Way down we go
A few months ago I wrote about KiwiSaver comparing contributing to buying crumpets. Some in the media were saying how “unpleasant” it will be when prices fall, and KiwiSaver balances drop.
Well, thanks to the Coronavirus (Covid-19), we’re going down. Today is Friday 13 March and it will be given a name for future reference – something like Black Friday, probably. Markets around the world have suffered a breathtaking drop – the Dow Jones Industrial Average suffered it’s biggest ever 1-day fall since the Black Monday crash of 1987. The greatest bull run in history has given rise to the most ferocious bear market ever. Everything is in freefall – oil, gold, shares, bonds and our Dollar. The terrifying speed, size and volume of the share market falls means there is little hope we’ve yet hit bottom.
And the scary headlines have started – EG Diana Clement: Who stole my KiwiSaver?
The Covid-19 virus is a ‘black swan’ event for the global market. You know it’s serious when the ubiquitous google ads are trying to sell you a face mask. Forbes has a good article about it. There can be little doubt that this event will affect the global economy as well as our local and regional economies. It will affect attendance at major events from festivals and concerts through to the Olympics. It will drag on major earners for NZ such as tourism, and will slow our exports. The dropping kiwi dollar will shield us a little, but the effects of this phenomenon will be significant.
So what to do about your KiwiSaver investments? Markets have already dropped and will probably fall further. So there’s little point trying to switch or withdraw to avoid losses. It’s too late to suddenly realise you are a “conservative investor”. There’s a significant difference between feeling uncomfortable as markets turn downward, and the fundamentals of timeframes and the long term goals and objectives that led to the selection of the fund you’re in right now.

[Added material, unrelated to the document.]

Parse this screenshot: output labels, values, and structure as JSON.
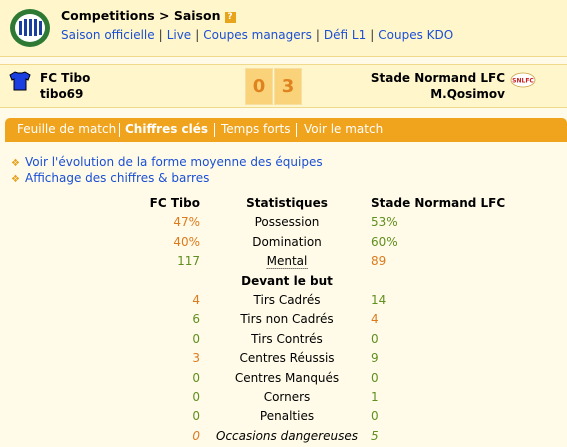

Special note for first-home buyers: Your timeframe probably is or was 5 years or less. In other words a conservative fund was probably a better choice all along. That’s why the first question on a risk profiler is usually about timeframes. Most people reading this are not turning 65 in the next few years, so you’re going to be investing well beyond this event, and it would be silly to change course now. While it cannot be certain that this downturn will be short-lived – say less than two years (I think it will) – what is certain is that the fund profile that lost the money is also the one that will get it back when markets eventually bounce. Switching now to a conservative or cash fund not only crystallises the losses suffered, it will prevent them being recovered.
In the past we have had SARS, Bird Flu, and Dengue Fever. Then the 2009 Flu pandemic (H1N1/09), which killed 209,000 people (Covid-19 has so far caused nearly 5,000 deaths at time of writing). Since 2009 there was Cholera, MERS, Ebola, Measles, Zika and Measles again. Generally, markets have reacted strongly and swiftly, but the effects have been short lived and the recovery has always come sooner or later, before markets soldier on to new highs. This time it may take longer, but there is no reason to think markets will stay down forever.
Savers need to think differently about a downturn. Just like when those crumpets were on special, consider that you’re buying more while they’re cheap – if you can, try to continue or even increase your contributions through the downturn – at the very least don’t stop! The markets have served up a “sale”. Stay the course. Your contributions today are buying a lot more shares/units than a month ago.
If you want me to help look after your KiwiSaver please book an appointment.